By Stan Welch
The Anderson County Council gave final approval Tuesday night to an ordinance putting Sunday liquor sales on the November ballot as a referendum question . The referendum results will be binding. Three readings of the ordinance were required including a public hearing prior to the measure being placed on the ballot. The ordinance refers to on site sales by the drink.
A referendum from Spartanburg County several years ago allowed only for off-premises sale of beer and wine. That referendum was approved by a vote of 63 per cent to thirty seven per cent. The city of Spartanburg approved the question of Sunday sales by seventy four per cent to twenty six per cent. Each municipality within a county must adopt or refute the issue of Sunday sales individually.
Other nearby locations such as Greenville County (70 per cent) and the city of Easley (58%) also approved the sales. The data provided does not reflect whether on premises liquor consumption was included in the referendum question in those votes. Pendleton already has Sunday sales, as does Piedmont, just across the line in Greenville County.
The ordinance, as passed and presented on the referendum ballot, would be binding upon approval by the voters and would become law with no further action by the Council.

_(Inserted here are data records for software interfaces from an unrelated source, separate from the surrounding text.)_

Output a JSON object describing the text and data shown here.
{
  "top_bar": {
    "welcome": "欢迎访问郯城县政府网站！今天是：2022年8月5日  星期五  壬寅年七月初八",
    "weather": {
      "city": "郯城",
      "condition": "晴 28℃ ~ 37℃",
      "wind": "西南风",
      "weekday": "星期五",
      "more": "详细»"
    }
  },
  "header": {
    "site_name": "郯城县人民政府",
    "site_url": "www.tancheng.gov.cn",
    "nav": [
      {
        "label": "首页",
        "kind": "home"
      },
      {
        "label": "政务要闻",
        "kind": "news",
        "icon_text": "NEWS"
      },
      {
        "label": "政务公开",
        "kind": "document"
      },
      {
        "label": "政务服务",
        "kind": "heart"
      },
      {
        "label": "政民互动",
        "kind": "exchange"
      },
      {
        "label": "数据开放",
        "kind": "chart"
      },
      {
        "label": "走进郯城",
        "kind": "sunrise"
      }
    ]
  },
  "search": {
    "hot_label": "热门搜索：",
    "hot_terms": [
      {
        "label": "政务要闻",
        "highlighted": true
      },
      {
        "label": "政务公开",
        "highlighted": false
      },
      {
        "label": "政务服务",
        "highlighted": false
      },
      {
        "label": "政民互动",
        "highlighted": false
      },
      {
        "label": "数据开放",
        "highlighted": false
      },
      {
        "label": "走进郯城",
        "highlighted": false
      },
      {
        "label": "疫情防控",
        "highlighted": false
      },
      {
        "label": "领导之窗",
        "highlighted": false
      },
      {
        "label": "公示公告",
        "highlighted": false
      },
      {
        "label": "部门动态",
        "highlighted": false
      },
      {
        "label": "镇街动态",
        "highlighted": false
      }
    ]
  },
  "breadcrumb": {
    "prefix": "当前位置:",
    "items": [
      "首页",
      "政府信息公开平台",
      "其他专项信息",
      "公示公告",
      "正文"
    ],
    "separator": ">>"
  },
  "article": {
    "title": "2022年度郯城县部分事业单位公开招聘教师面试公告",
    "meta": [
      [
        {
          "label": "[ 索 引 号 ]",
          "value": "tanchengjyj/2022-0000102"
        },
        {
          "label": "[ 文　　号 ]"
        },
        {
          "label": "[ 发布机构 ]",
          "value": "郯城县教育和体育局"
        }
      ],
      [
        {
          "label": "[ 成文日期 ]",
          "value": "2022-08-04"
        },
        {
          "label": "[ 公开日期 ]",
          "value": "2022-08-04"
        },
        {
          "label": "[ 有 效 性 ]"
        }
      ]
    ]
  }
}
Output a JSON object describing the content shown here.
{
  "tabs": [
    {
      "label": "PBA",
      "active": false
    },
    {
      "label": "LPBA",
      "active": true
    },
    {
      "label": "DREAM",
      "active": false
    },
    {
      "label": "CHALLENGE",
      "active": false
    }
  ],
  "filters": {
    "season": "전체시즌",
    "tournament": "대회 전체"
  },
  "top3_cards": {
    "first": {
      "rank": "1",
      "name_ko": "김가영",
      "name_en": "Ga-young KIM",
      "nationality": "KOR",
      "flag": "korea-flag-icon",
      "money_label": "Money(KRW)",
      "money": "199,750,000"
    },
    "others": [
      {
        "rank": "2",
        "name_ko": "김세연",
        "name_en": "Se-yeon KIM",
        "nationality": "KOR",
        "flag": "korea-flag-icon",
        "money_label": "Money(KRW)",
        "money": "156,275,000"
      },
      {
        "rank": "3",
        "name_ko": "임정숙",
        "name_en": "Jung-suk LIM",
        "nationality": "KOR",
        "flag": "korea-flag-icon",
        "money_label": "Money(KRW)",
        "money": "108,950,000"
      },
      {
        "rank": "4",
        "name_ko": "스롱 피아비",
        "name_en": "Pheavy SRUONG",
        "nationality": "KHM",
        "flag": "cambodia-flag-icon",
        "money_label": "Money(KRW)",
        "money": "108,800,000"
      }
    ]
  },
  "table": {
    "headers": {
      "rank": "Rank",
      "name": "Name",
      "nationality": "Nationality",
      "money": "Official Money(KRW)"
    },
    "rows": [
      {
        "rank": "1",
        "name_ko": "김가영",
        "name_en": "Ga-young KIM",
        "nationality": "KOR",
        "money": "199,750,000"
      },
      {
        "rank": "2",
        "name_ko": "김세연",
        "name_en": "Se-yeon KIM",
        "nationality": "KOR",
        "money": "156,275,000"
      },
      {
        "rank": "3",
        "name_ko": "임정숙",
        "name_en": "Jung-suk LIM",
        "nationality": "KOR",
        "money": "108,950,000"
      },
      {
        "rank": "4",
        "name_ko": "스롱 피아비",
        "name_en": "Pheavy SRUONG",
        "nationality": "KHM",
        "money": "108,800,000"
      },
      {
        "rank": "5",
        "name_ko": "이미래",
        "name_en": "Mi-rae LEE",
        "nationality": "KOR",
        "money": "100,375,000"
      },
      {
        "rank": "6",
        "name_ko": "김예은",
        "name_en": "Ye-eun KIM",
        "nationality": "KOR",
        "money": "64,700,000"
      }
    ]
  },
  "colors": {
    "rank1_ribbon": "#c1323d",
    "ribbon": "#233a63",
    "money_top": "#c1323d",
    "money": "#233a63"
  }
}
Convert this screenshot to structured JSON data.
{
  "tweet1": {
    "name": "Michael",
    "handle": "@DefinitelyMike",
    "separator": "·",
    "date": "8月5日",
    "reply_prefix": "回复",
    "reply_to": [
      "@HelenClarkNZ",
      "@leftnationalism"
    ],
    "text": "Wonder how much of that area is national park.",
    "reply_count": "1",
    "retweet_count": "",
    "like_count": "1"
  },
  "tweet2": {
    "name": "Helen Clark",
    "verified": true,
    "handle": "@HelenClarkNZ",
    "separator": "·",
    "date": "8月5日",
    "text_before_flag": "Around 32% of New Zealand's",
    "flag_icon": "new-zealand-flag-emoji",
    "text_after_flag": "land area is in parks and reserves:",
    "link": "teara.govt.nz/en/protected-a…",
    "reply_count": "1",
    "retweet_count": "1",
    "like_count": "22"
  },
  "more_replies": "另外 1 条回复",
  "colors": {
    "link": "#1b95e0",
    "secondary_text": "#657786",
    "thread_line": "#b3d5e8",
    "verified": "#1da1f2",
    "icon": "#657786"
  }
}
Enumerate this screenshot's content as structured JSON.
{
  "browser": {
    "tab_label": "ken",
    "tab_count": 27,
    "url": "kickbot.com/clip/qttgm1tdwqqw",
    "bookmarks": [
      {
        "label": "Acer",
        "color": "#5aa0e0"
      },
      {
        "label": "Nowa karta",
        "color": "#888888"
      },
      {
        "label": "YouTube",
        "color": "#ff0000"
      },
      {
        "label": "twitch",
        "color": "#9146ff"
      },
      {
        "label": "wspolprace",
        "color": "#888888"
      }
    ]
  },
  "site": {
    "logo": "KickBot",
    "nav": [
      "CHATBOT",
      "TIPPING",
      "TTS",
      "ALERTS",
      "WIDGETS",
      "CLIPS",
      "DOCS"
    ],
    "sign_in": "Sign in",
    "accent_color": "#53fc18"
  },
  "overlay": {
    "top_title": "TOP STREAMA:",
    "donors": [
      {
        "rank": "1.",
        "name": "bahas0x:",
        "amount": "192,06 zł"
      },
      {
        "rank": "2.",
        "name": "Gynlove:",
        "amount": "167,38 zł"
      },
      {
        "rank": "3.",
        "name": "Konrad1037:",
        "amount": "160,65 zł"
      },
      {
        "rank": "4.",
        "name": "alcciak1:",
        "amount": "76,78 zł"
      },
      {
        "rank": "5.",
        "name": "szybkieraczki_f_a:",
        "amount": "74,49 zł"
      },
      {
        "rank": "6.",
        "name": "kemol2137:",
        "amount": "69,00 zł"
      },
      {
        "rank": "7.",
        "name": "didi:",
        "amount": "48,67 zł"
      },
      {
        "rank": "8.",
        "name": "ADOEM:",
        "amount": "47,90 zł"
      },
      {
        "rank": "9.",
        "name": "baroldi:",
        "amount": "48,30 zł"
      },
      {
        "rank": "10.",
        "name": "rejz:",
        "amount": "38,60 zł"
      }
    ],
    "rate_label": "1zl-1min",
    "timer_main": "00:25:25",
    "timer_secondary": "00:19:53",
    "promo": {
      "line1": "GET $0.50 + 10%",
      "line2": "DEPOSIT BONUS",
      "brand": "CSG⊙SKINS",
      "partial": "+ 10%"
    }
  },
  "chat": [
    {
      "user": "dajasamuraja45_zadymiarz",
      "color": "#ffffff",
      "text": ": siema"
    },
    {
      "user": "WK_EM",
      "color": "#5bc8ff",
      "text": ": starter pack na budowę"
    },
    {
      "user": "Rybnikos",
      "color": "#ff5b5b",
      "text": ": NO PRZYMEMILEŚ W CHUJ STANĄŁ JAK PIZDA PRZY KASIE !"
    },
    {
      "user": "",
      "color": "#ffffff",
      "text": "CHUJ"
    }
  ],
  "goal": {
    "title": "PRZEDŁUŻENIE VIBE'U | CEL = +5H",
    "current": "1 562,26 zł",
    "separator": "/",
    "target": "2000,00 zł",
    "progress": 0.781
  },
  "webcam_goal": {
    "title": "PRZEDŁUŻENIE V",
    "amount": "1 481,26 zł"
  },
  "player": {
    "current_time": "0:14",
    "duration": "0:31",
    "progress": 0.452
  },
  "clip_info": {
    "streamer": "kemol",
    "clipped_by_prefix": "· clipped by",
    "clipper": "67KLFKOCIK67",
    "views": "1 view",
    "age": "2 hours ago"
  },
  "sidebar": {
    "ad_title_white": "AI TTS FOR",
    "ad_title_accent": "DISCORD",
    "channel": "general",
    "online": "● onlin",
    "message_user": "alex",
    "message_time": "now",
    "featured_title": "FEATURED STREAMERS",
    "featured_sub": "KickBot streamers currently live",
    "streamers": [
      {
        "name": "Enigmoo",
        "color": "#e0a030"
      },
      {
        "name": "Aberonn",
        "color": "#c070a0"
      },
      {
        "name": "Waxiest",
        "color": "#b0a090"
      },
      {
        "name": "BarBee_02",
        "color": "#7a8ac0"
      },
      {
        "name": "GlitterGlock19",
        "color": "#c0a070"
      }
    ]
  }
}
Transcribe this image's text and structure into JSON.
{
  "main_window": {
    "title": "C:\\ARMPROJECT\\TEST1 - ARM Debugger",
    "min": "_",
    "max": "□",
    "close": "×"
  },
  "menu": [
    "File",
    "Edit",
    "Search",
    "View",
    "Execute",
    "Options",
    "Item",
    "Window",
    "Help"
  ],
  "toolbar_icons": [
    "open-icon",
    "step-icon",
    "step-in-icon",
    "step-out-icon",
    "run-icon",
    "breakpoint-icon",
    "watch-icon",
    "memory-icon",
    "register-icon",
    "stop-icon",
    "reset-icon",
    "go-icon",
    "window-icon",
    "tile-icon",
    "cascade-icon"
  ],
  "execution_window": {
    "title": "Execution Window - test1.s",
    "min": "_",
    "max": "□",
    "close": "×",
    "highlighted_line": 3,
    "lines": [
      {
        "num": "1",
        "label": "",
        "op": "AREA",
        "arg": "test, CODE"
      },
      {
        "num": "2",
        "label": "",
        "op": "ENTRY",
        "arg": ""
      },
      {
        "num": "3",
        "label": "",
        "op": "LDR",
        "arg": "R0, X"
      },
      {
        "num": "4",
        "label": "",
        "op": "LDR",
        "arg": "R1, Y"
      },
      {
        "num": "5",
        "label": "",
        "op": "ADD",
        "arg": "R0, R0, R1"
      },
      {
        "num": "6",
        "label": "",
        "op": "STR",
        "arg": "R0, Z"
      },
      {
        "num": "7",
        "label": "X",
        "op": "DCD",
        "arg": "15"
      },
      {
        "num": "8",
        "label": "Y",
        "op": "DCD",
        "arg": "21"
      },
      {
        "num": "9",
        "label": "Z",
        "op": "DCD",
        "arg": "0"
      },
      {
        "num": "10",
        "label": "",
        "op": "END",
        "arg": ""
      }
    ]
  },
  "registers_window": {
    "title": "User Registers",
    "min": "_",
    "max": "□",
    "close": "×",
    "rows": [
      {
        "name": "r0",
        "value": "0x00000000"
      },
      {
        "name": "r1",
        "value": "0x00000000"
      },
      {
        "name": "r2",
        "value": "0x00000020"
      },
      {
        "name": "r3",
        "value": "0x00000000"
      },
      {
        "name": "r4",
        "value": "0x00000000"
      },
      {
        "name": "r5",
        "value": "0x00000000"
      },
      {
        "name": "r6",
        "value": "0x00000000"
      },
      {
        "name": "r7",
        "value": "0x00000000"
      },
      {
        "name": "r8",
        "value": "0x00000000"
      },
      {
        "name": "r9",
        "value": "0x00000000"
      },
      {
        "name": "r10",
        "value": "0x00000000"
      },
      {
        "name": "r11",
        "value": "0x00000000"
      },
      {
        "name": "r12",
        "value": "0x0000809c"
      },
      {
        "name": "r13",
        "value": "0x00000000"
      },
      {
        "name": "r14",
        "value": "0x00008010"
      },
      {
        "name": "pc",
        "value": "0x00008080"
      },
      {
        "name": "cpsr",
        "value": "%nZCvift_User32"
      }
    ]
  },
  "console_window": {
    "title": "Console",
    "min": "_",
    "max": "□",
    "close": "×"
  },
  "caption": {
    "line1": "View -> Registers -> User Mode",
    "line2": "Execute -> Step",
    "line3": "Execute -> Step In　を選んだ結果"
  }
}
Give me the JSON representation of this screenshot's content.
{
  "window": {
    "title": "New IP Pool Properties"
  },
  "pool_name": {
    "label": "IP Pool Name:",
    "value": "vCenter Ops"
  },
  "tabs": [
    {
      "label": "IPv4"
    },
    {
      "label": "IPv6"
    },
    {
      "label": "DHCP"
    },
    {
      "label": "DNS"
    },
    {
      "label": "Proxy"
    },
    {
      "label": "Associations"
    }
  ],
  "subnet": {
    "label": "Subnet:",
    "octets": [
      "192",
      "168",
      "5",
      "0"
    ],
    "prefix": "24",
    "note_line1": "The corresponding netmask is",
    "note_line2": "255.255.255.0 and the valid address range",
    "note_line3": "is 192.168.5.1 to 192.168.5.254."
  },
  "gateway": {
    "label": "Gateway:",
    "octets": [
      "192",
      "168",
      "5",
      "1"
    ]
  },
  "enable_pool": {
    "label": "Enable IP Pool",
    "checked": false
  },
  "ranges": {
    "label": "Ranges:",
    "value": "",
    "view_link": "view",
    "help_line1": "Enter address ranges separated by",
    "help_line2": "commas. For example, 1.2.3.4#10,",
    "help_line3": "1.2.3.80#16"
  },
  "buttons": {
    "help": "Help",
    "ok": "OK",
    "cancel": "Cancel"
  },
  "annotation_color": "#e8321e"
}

Council also approved a lease purchase agreement for $5.4 million for vehicles and other equipment. The bulk of the vehicles are designated for the Sheriff’s Office. They also approved the sale of $2.8 million worth of solid waste system revenue bonds, to be used in expanding the Starr C&D landfill, which is just a few years away from reaching capacity. $375,000 of the revenues will be spent to purchase a new cardboard baler to be used at the municipal recovery facility.
During the public comments segment of the agenda, Williamston attorney Lee Cole spoke briefly to the council, on behalf of two clients seeking a zoning change for a 2.5 acre tract of land located at 1113 Beaverdam Road. They are seeking to rezone the property in order to establish a mobile home park. Cole explained that his clients, the Patel family, would retain a buffer zone of trees around the property, which is already surrounded by numerous other mobile homes. The Patels own the convenience store that they converted from a derelict honky tonk that had been on the site for many years. The proposed site is behind that store.
Later in the meeting when the issue came up on the agenda, Councilwoman Cindy Wilson made the motion to deny the request, stating that major roadwork is scheduled for the area and that the results of those projects would have a major impact on the location. She also cited numerous police responses to the surrounding areas, saying that crime is a real problem and citing several shootings in the area. She also undertook to reassure the Patels that they would likely find other uses for the property to be much more profitable, and promised that she would do all she could to see to that.
Council voted unanimously to deny the request, despite the county staff’s recommendation to the contrary.
By Stan Welch